The characters are haunting. There is the second Mrs. DeWinter, Maxim, Mrs. Danvers, and of course, Rebecca. DW2 is a character who is unsure of herself, as she is thrown into a new life situation. I felt her actions and reactions were quite genuine. To be completely honest, I would most likely have done the same. Honestly, what female hasn’t compared herself to the dreaded ex? I thought Maxim was a creeper out for a trophy wife. Mrs. Danvers was terrifying, I just picture her as a wicked witch, LOL.
The plot twists in Rebecca by Daphne du Maurier are often described as being predictable in other reviews. Apparently, I am slow as I did not see many of the twists coming until well, the actual twist itself. However, I refused to look at spoilers or really look at reviews of Rebecca by Daphne du Maurier which I feel added to my suspense.

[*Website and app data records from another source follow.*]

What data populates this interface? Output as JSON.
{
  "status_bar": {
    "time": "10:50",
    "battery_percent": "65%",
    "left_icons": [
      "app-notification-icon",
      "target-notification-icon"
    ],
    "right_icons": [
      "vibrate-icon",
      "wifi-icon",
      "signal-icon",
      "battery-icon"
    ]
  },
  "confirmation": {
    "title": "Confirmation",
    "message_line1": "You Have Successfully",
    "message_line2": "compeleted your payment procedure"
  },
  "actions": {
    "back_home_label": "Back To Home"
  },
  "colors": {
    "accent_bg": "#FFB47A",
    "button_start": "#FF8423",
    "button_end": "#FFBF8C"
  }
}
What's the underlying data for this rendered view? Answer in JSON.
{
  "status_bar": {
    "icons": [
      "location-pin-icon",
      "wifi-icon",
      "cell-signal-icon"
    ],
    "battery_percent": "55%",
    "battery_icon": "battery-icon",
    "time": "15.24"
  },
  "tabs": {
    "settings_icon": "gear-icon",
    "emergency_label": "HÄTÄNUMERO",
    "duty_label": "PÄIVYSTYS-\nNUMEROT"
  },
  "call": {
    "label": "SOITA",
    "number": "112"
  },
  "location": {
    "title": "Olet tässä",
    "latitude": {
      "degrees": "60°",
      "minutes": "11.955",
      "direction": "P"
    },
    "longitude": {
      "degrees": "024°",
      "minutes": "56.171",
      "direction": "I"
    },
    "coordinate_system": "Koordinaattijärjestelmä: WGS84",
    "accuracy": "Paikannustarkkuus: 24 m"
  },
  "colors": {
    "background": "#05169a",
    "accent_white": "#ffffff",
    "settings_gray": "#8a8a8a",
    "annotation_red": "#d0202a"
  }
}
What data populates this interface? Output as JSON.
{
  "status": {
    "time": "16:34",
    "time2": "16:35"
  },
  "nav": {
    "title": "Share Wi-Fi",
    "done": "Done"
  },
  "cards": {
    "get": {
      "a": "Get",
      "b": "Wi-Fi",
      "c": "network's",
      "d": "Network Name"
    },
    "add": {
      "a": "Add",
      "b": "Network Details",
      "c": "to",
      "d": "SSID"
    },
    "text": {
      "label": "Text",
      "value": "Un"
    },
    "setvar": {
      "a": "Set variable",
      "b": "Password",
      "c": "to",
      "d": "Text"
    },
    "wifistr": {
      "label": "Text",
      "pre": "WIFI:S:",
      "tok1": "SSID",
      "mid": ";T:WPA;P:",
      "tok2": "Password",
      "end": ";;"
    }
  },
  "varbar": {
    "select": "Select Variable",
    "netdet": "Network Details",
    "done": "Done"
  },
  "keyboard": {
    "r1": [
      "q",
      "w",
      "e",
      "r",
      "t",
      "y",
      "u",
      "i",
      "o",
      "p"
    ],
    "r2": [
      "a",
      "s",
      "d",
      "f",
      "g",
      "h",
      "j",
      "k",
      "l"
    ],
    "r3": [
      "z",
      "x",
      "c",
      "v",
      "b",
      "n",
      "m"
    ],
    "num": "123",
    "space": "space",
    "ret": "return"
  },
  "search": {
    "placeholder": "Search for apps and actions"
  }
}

Aside from the action, I felt the language was extraordinary. Reading Rebecca by Daphne du Maurier was delicious. If you already know the destination of Rebecca, perhaps you should read it to appreciate the journey. The writing is eloquent, which is not something I am very used to. I drew out my reading of Rebecca because I wanted to savor the words, and you can only read a book for the first time once. I would love to revisit Rebecca someday. It is deserving of multiple readings. I feel there is so much to be studied and interpreted within the pages, such as female roles during the time period (late 1920s-1930s I’m guessing), looking at the story in terms of control and submissiveness, looking at this via cultural norms, and also as a study of class relations. I feel I could discuss this novel all day!
While reading Rebecca by Daphne du Maurier, I suggest you drink a peppermint patty. Peppermint Patties are one of my favorite drinks ever. To make one, you pour a glass of milk and chocolate syrup, put in a shot of Creme de Menthe and a shot of Peppermint Schnapps, stir and enjoy. You can also make one by replacing the milk and chocolate syrup with a mug of hot chocolate for the cold winter nights!